High school life provides people a protective social bubble, and high school students making mistakes make softer landings. However, making mistakes as a adult in the working world carries more serious consequences. For instance, a stolen school bag with your homework one day can be a stolen purse with all your personal information and assets.The surprise and betrayal at people doing petty and nasty things is one thing. It is another entirely when you’re expected to fend for yourself. You have no homeroom teacher to turn to for support. You may, in fact, have to endure that harassment if you want to keep your job… if you want the money to feed, clothe, and shelter yourself. Losing that job can be life or death situation, even disregarding the mental and emotional toll all that constant bullying can do to a person. Society looks down on fully grown individuals relying excessively on their parents’ financial teats to get by.
I can’t help but empathize. I was bullied in elementary school, so I know what relentless harassment can do to a person’s self-esteem. I am also deeply anxious about my current job security. The job that I have right now is part-time without benefits, with clauses stipulating that I could be let go at any time. I’ve had to hear dispiriting things about other people, and, more than once, I’ve had to turn my eye away from things that made my conscience prickle uncomfortably. My boss isn’t an easy person to relax to in general.

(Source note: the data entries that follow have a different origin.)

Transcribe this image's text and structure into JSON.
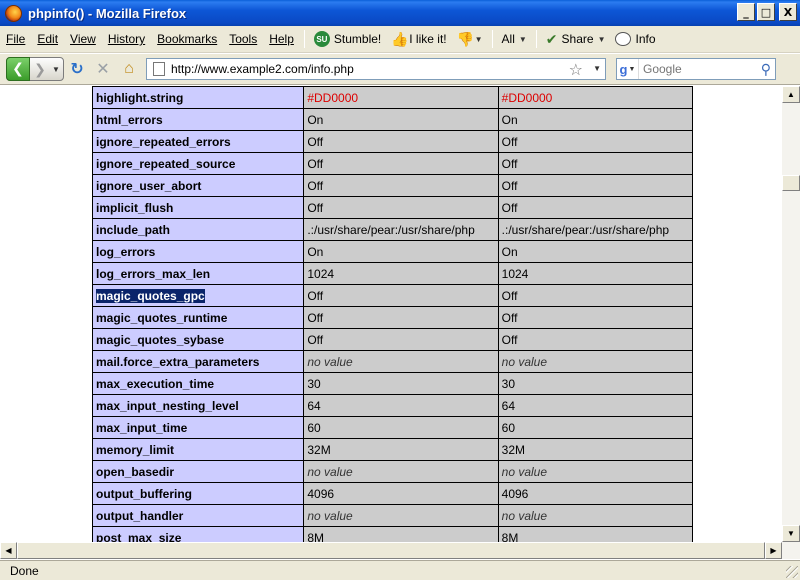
{
  "window": {
    "title": "phpinfo() - Mozilla Firefox",
    "minimize": "_",
    "maximize": "□",
    "close": "X"
  },
  "menubar": {
    "items": [
      {
        "label": "File"
      },
      {
        "label": "Edit"
      },
      {
        "label": "View"
      },
      {
        "label": "History"
      },
      {
        "label": "Bookmarks"
      },
      {
        "label": "Tools"
      },
      {
        "label": "Help"
      }
    ],
    "stumble_label": "Stumble!",
    "ilike_label": "I like it!",
    "all_label": "All",
    "share_label": "Share",
    "info_label": "Info"
  },
  "navbar": {
    "url": "http://www.example2.com/info.php",
    "search_placeholder": "Google"
  },
  "table": {
    "rows": [
      {
        "name": "highlight.string",
        "local": "#DD0000",
        "master": "#DD0000",
        "style": "red"
      },
      {
        "name": "html_errors",
        "local": "On",
        "master": "On",
        "style": ""
      },
      {
        "name": "ignore_repeated_errors",
        "local": "Off",
        "master": "Off",
        "style": ""
      },
      {
        "name": "ignore_repeated_source",
        "local": "Off",
        "master": "Off",
        "style": ""
      },
      {
        "name": "ignore_user_abort",
        "local": "Off",
        "master": "Off",
        "style": ""
      },
      {
        "name": "implicit_flush",
        "local": "Off",
        "master": "Off",
        "style": ""
      },
      {
        "name": "include_path",
        "local": ".:/usr/share/pear:/usr/share/php",
        "master": ".:/usr/share/pear:/usr/share/php",
        "style": ""
      },
      {
        "name": "log_errors",
        "local": "On",
        "master": "On",
        "style": ""
      },
      {
        "name": "log_errors_max_len",
        "local": "1024",
        "master": "1024",
        "style": ""
      },
      {
        "name": "magic_quotes_gpc",
        "local": "Off",
        "master": "Off",
        "style": "",
        "selected": true
      },
      {
        "name": "magic_quotes_runtime",
        "local": "Off",
        "master": "Off",
        "style": ""
      },
      {
        "name": "magic_quotes_sybase",
        "local": "Off",
        "master": "Off",
        "style": ""
      },
      {
        "name": "mail.force_extra_parameters",
        "local": "no value",
        "master": "no value",
        "style": "italic"
      },
      {
        "name": "max_execution_time",
        "local": "30",
        "master": "30",
        "style": ""
      },
      {
        "name": "max_input_nesting_level",
        "local": "64",
        "master": "64",
        "style": ""
      },
      {
        "name": "max_input_time",
        "local": "60",
        "master": "60",
        "style": ""
      },
      {
        "name": "memory_limit",
        "local": "32M",
        "master": "32M",
        "style": ""
      },
      {
        "name": "open_basedir",
        "local": "no value",
        "master": "no value",
        "style": "italic"
      },
      {
        "name": "output_buffering",
        "local": "4096",
        "master": "4096",
        "style": ""
      },
      {
        "name": "output_handler",
        "local": "no value",
        "master": "no value",
        "style": "italic"
      },
      {
        "name": "post_max_size",
        "local": "8M",
        "master": "8M",
        "style": ""
      }
    ]
  },
  "status": {
    "text": "Done"
  },
  "colors": {
    "name_cell": "#ccccff",
    "value_cell": "#cccccc",
    "highlight_value": "#dd0000",
    "selection": "#0a246a"
  }
}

However, I doubt I could relax enough in his presence given how much leverage, how much power he has over my future. In fact, without the help of colleagues supporting me and helping me negotiate a better working arrangement, I was dead set on quitting. And yet, I agonized over the thought of depending excessively on my parents. I was brought up on their words of perseverance and self-reliance, yet at the same time, I wanted to lock myself in my room.
So it may be a brave and foolish thing to do the right thing, but what decision do you think would cause more stress? ReLIFE doesn’t offer any revolutionary solutions to the problems of corporate Japanese culture. While making his annual trip to visit his mentor’s grave to pay res[ects, current employees from Kaizaki’s former workplace expressed their admiration for his decision to quit. While inspired by his example, at the same time, they confessed that they were afraid to follow their hearts. His abominable asshole of a boss still trumpets his dead mentor’s name while slandering his name for productivity and profit. Who, in fact, is really at fault for the so-called NEET epidemic, society or the individual? And if fault should be attributed more to the former, is there anything that can be really done about it that doesn’t mean people starving and shivering?
Does “growing up” mean that the respectable tasks NEETs are constantly scolded to do mean that they have to put up with this shit meekly? Or should they demand that the adult world be redefined?
If there is any answer ReLIFE provides to the problems of grown ups, of adults, from a failed salaryman to a high school student, it is one that is cultural. If, during the most formative period of their lives, Japan’s next generation learn to get along with each other, become friends with each other, become… empathetic towards others, compassionate even… perhaps they won’t just become productive citizens. They may also become the country’s future leaders and thinkers.
You know, Hishiro Chizuru’s pretty smart, isn’t she?